• Component data from apps and pages:
↓↓↓
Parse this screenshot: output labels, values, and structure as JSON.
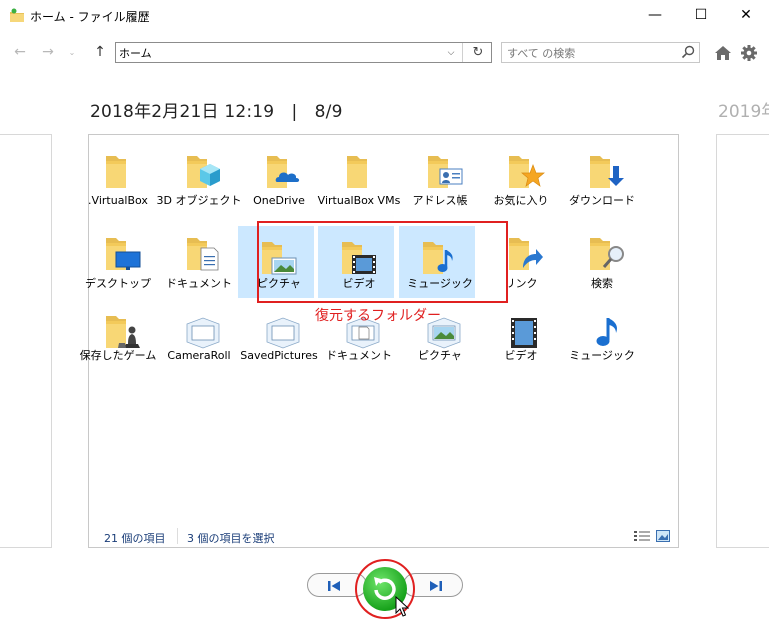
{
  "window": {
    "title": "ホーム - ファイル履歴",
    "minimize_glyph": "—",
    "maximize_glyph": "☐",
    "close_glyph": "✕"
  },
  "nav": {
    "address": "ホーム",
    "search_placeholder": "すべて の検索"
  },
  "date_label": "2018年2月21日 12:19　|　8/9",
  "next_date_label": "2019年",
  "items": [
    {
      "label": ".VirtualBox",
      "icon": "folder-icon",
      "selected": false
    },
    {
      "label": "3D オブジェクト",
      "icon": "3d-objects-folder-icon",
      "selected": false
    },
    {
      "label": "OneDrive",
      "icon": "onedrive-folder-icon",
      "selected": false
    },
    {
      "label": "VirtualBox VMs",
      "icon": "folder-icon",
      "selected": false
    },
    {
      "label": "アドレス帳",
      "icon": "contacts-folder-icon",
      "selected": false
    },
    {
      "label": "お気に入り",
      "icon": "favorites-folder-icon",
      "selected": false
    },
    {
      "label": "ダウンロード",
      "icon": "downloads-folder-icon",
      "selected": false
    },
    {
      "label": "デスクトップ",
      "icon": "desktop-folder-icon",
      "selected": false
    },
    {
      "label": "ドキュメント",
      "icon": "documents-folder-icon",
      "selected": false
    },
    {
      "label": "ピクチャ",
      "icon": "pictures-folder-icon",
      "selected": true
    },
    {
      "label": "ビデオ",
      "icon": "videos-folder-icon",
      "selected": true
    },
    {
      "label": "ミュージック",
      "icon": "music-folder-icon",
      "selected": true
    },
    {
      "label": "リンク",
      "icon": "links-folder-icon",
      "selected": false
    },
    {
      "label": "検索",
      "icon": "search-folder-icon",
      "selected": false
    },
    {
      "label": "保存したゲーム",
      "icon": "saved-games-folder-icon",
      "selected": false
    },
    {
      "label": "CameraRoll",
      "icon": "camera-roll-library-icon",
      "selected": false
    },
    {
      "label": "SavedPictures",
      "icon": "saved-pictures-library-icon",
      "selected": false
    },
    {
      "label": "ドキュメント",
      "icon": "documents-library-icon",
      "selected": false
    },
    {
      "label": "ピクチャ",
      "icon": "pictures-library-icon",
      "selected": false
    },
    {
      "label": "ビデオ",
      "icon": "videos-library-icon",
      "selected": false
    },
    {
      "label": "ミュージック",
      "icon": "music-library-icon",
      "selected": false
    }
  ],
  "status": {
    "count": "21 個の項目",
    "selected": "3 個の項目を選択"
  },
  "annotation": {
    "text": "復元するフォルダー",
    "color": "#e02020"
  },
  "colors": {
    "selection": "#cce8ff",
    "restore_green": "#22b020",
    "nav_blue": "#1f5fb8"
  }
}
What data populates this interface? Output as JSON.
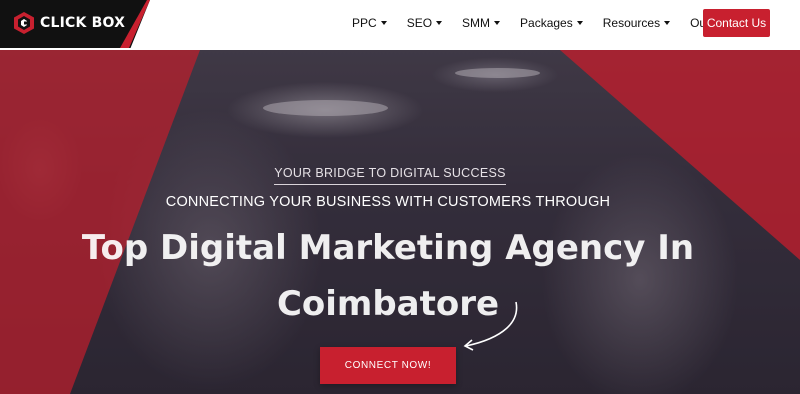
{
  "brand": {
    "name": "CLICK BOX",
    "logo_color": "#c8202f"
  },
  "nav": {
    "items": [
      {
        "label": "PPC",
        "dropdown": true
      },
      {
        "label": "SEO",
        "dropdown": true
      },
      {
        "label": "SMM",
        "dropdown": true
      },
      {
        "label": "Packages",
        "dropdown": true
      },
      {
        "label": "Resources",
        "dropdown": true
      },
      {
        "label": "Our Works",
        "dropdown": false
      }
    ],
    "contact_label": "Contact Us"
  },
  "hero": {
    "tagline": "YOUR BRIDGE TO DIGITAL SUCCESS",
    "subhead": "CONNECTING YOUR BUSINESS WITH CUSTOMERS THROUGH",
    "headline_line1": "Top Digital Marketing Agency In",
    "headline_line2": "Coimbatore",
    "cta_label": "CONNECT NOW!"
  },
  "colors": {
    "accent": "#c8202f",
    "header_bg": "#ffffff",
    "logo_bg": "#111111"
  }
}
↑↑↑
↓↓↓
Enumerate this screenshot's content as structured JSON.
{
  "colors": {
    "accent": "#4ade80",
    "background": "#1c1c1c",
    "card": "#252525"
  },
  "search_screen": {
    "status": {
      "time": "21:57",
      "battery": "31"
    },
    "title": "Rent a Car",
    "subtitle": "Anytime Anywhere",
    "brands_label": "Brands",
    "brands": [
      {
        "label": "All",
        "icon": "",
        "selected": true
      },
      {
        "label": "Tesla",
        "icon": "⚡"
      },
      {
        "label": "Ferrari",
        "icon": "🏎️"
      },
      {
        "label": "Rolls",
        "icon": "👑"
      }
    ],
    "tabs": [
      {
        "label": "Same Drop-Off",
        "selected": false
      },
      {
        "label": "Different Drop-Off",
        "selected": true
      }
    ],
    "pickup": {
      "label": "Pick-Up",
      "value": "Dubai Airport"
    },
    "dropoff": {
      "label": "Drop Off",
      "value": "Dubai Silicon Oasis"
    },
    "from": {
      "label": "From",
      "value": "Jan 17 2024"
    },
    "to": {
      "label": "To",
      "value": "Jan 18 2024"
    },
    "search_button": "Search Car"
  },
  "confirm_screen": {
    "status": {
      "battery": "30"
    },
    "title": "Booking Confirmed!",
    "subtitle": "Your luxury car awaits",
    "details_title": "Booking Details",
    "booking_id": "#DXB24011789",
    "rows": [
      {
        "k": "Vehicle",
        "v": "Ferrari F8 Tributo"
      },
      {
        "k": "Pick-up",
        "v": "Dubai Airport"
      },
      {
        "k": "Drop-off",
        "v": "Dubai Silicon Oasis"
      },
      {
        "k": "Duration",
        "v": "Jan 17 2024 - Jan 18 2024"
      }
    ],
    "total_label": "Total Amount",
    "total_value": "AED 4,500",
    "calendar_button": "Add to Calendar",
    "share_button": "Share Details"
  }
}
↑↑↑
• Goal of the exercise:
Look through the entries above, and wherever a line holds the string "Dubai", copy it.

• Output for this exercise:
      "value": "Dubai Airport"
      "value": "Dubai Silicon Oasis"
        "v": "Dubai Airport"
        "v": "Dubai Silicon Oasis"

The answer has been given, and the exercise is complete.